Entries supplied:
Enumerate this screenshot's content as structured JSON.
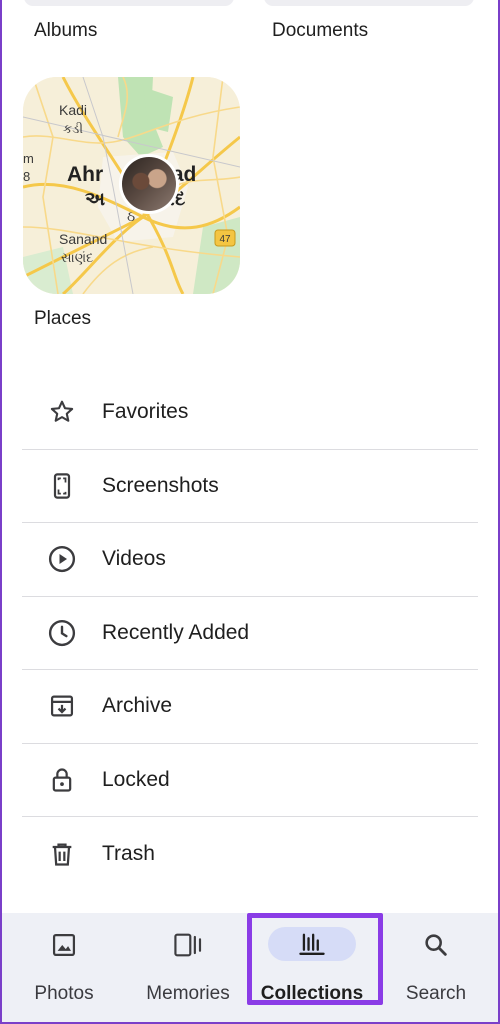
{
  "sections": {
    "albums_label": "Albums",
    "documents_label": "Documents",
    "places_label": "Places"
  },
  "map": {
    "labels": {
      "kadi": "Kadi",
      "kadi_gu": "કડી",
      "city": "Ahmedabad",
      "city_left": "Ahr",
      "city_right": "bad",
      "city_gu": "અ",
      "city_gu_right": "ાદ",
      "sanand": "Sanand",
      "sanand_gu": "સાણંદ",
      "edge_left_top": "m",
      "edge_left_bottom": "8",
      "small_glyph": "ઠ",
      "route": "47"
    }
  },
  "list": [
    {
      "label": "Favorites",
      "icon": "star-icon"
    },
    {
      "label": "Screenshots",
      "icon": "screenshot-icon"
    },
    {
      "label": "Videos",
      "icon": "play-circle-icon"
    },
    {
      "label": "Recently Added",
      "icon": "clock-icon"
    },
    {
      "label": "Archive",
      "icon": "archive-icon"
    },
    {
      "label": "Locked",
      "icon": "lock-icon"
    },
    {
      "label": "Trash",
      "icon": "trash-icon"
    }
  ],
  "nav": [
    {
      "label": "Photos",
      "icon": "photo-icon",
      "active": false
    },
    {
      "label": "Memories",
      "icon": "memories-icon",
      "active": false
    },
    {
      "label": "Collections",
      "icon": "collections-icon",
      "active": true
    },
    {
      "label": "Search",
      "icon": "search-icon",
      "active": false
    }
  ],
  "colors": {
    "frame": "#7a3fc9",
    "highlight": "#8a3ce6",
    "nav_bg": "#eef0f6",
    "active_pill": "#d6dcf7"
  }
}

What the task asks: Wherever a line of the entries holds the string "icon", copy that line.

Answer below:
      "icon": "star-icon"
      "icon": "screenshot-icon"
      "icon": "play-circle-icon"
      "icon": "clock-icon"
      "icon": "archive-icon"
      "icon": "lock-icon"
      "icon": "trash-icon"
      "icon": "photo-icon",
      "icon": "memories-icon",
      "icon": "collections-icon",
      "icon": "search-icon",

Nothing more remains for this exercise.